TECHNICAL SESSION: Characterization of crop-associated microbiome
Crop Rotation Sequences affects Subsequent Soybean Yield, Soil Microbiome, Root microbiome and Soil Health
Shin-Yi Marzano - South Dakota State University. Michael Lehman- USDA-ARS-NCARL, Izzet Bulbul- South Dakota State University

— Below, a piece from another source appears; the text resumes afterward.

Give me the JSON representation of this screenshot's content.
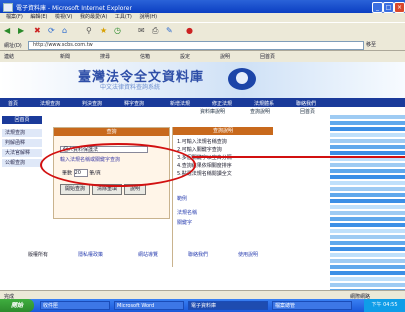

Rotation is an important cultural practice that farmers use to manage crop growth and diseases. Diversified crop rotations directly affect plant residue inputs that may enrich specific groups of microbes that form association with the following crop. At two field sites, we observed yield differences in soybean planted after the following four long-term (14 year) crop sequences - continuous corn(CC), corn/corn/soy(CCS), corn/soy/corn(CSC), soy/corn/soy(SCS). Soybean yields were in decreasing order, CC>CCS>CSC>SCS, and the yield differences could not be explained by soil chemical and physical properties. Our goal was to relate soil health indicators and soil microbial community composition with the differences in soybean yields. Soil protein, permanganate-oxidizable carbon (POX-C), and beta-glucosidase activity were measured for soil health. After 14 yr of the rotation regimes, soil protein was higher in CC plots compared with other rotations. POX-C was also greater in CC plots. Cyanobacteria were associated with higher POX-C and protein levels. Three taxa of bacteria and one taxa of fungi were associated with higher levels of beta-glucosidase and correlated with the lower soybean yield observed in the SCS treatment. We also found differential abundance of specific bacterial and fungal OTUs to be informative on predicting yield differences, especially fungal pathogens from genera Macrophomina and Corynespora at one location. Additionally, random forest classifier was effective at identifying informative OTUs that were associated with rotational treatments and soybean yields.